4) Reaching out to the neighborhood businesses. Exactly why the local businesses were worth reaching out to when the local people were (at least initially) NOT is as unclear to me as it likely is to you. In practice, all this has meant is that the local Wendy's has given us coupons for free Frosties to use as prizes for a few of our events.
5) Creating a "Welcome Center" for our guests. In practice that has meant putting two airpots full of coffee, some donuts, and cups into what used to be the foyer and is now the welcome center.
6) Doing everything in a spirit of unity and harmony. Since, as far as I know--actually, to my certain knowledge, in some cases--the staff has routinely but politely dismissed input from church members, and those members are now FORMER members, having voted with their feet, and I agreed not to put comments on Facebook and to keep my thoughts on these policies out of the church arena (remember: I blog anonymously, and I am naming neither people nor church here, and the odds are very good that only one of my readers even knows where I go to church), the staff may well not really know what it is to experience disunity and unharmoniousness. It seems to me that the staff may not be able to distinguish the silence of the silenced, disinterested, and tired from a spirit of unity and harmony. It may be that they think a lack of open criticism constitutes having approval. It may be that they don't realize our near-halved attendance, despite leaving only the non-critical in place, is indicative of anything but harmony and unity.
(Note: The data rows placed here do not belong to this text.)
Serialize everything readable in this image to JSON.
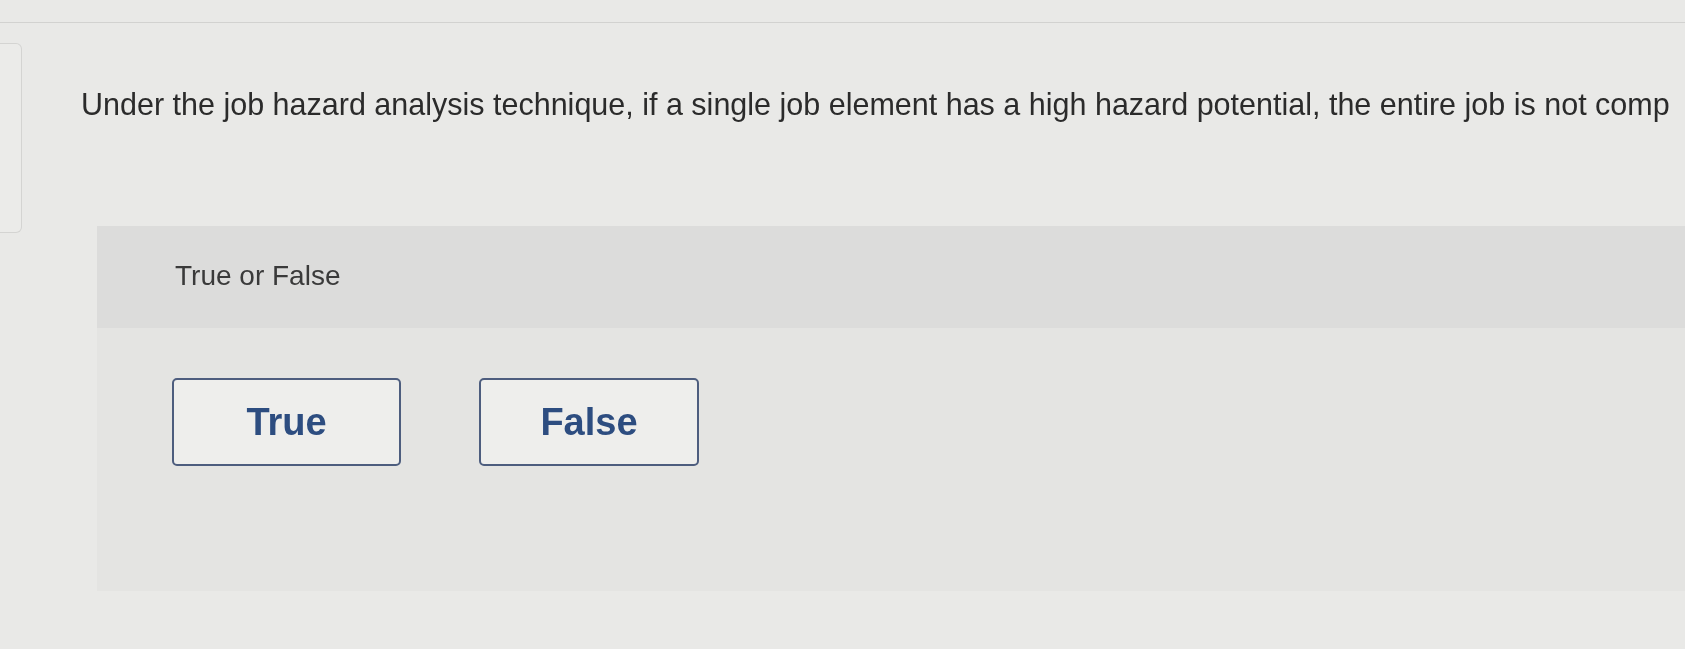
{
  "question": {
    "text": "Under the job hazard analysis technique, if a single job element has a high hazard potential, the entire job is not comp"
  },
  "prompt": {
    "label": "True or False"
  },
  "options": [
    {
      "label": "True",
      "selected": false
    },
    {
      "label": "False",
      "selected": false
    }
  ]
}
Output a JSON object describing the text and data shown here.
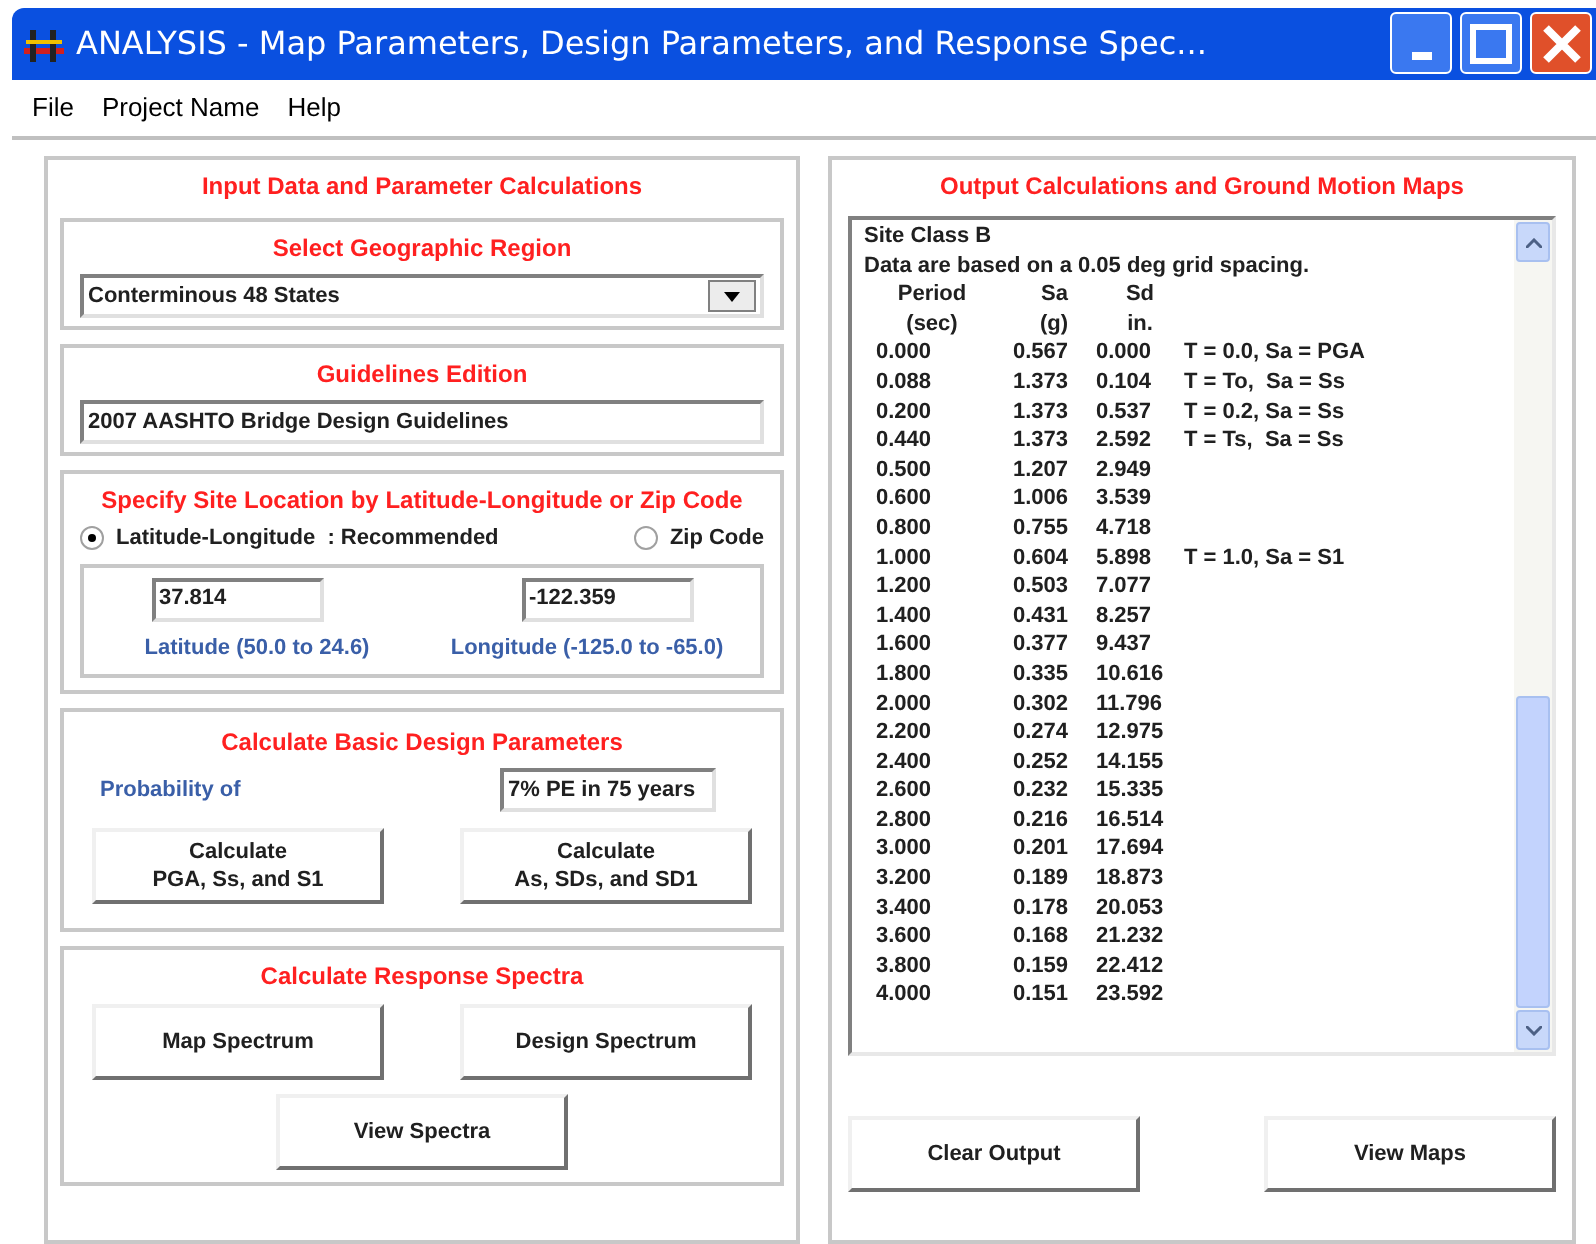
{
  "window": {
    "title": "ANALYSIS - Map Parameters, Design Parameters, and Response Spec..."
  },
  "menu": [
    "File",
    "Project Name",
    "Help"
  ],
  "input_panel": {
    "title": "Input Data and Parameter Calculations",
    "region": {
      "title": "Select Geographic Region",
      "value": "Conterminous 48 States"
    },
    "edition": {
      "title": "Guidelines Edition",
      "value": "2007 AASHTO Bridge Design Guidelines"
    },
    "site": {
      "title": "Specify Site Location by Latitude-Longitude or Zip Code",
      "options": [
        {
          "label": "Latitude-Longitude  : Recommended",
          "selected": true
        },
        {
          "label": "Zip Code",
          "selected": false
        }
      ],
      "latitude": {
        "value": "37.814",
        "label": "Latitude (50.0 to 24.6)"
      },
      "longitude": {
        "value": "-122.359",
        "label": "Longitude (-125.0 to -65.0)"
      }
    },
    "basic": {
      "title": "Calculate Basic Design Parameters",
      "probability_label": "Probability of",
      "probability_value": "7% PE in 75 years",
      "buttons": [
        [
          "Calculate",
          "PGA, Ss, and S1"
        ],
        [
          "Calculate",
          "As, SDs, and SD1"
        ]
      ]
    },
    "spectra": {
      "title": "Calculate Response Spectra",
      "buttons": [
        "Map Spectrum",
        "Design Spectrum",
        "View Spectra"
      ]
    }
  },
  "output_panel": {
    "title": "Output Calculations and Ground Motion Maps",
    "lines": [
      "Site Class B",
      "Data are based on a 0.05 deg grid spacing."
    ],
    "headers": [
      [
        "Period",
        "Sa",
        "Sd"
      ],
      [
        "(sec)",
        "(g)",
        "in."
      ]
    ],
    "rows": [
      {
        "period": "0.000",
        "sa": "0.567",
        "sd": "0.000",
        "note": "T = 0.0, Sa = PGA"
      },
      {
        "period": "0.088",
        "sa": "1.373",
        "sd": "0.104",
        "note": "T = To,  Sa = Ss"
      },
      {
        "period": "0.200",
        "sa": "1.373",
        "sd": "0.537",
        "note": "T = 0.2, Sa = Ss"
      },
      {
        "period": "0.440",
        "sa": "1.373",
        "sd": "2.592",
        "note": "T = Ts,  Sa = Ss"
      },
      {
        "period": "0.500",
        "sa": "1.207",
        "sd": "2.949"
      },
      {
        "period": "0.600",
        "sa": "1.006",
        "sd": "3.539"
      },
      {
        "period": "0.800",
        "sa": "0.755",
        "sd": "4.718"
      },
      {
        "period": "1.000",
        "sa": "0.604",
        "sd": "5.898",
        "note": "T = 1.0, Sa = S1"
      },
      {
        "period": "1.200",
        "sa": "0.503",
        "sd": "7.077"
      },
      {
        "period": "1.400",
        "sa": "0.431",
        "sd": "8.257"
      },
      {
        "period": "1.600",
        "sa": "0.377",
        "sd": "9.437"
      },
      {
        "period": "1.800",
        "sa": "0.335",
        "sd": "10.616"
      },
      {
        "period": "2.000",
        "sa": "0.302",
        "sd": "11.796"
      },
      {
        "period": "2.200",
        "sa": "0.274",
        "sd": "12.975"
      },
      {
        "period": "2.400",
        "sa": "0.252",
        "sd": "14.155"
      },
      {
        "period": "2.600",
        "sa": "0.232",
        "sd": "15.335"
      },
      {
        "period": "2.800",
        "sa": "0.216",
        "sd": "16.514"
      },
      {
        "period": "3.000",
        "sa": "0.201",
        "sd": "17.694"
      },
      {
        "period": "3.200",
        "sa": "0.189",
        "sd": "18.873"
      },
      {
        "period": "3.400",
        "sa": "0.178",
        "sd": "20.053"
      },
      {
        "period": "3.600",
        "sa": "0.168",
        "sd": "21.232"
      },
      {
        "period": "3.800",
        "sa": "0.159",
        "sd": "22.412"
      },
      {
        "period": "4.000",
        "sa": "0.151",
        "sd": "23.592"
      }
    ],
    "buttons": [
      "Clear Output",
      "View Maps"
    ]
  }
}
And maybe there really is unity. Certainly they've gotten everything they wanted. They got their old team back. They got the Welcome Center. They got the changes in the sanctuary. They got the focus on the morning worship service. They got "unity and harmony," or at least an absence of criticism and a series of near-unanimous votes.
So, my question: what now, guys? The decline hasn't been halted, at least as far as I can tell. I see nothing--zero, zip, zilch, nada--being either pursued or proposed that is in the smallest iota different from exactly what has failed for a quarter-century now. We pretty much run the same programs in the same way. We do nothing different in terms of outreach. I don't even think we HAVE outreach, unless you want to pretend that doing VBS is outreach (which most churches do; they say that VBS is the church's greatest outreach effort of the year, which, if true, is pathetic, because it is, judging by the numbers I've seen for the last decade, a failure, year after year after year).
You got everything you said you wanted. What now? I'll give you credit for wanting to get something done. But to tell the truth, you three--four, if you count the former pastor--have been instrumental in convincing me of something I had suspected for a long time: most professional ministry staff go to seminary and come away with no more idea what to do, no more real knowledge, no greater grasp of the Word, than the average old lady in the pews. I suspect that the three of you, and probably certain committee members, thought that if only you were in place as a team again, people who'd left would come roaring back. That the church was declining under you, too, when you were together before, was overlooked.
You all read the same books and the same magazines and go to the same conferences and you all think the same officially approved groupthink. You just don't THINK. You just parrot the same stuff everyone else parrots, and I really do think that if the decline of the North American church in general, and the Southern Baptist Convention specifically, is ever halted, it will be in spite of ministers like you instead of because of ministers like you.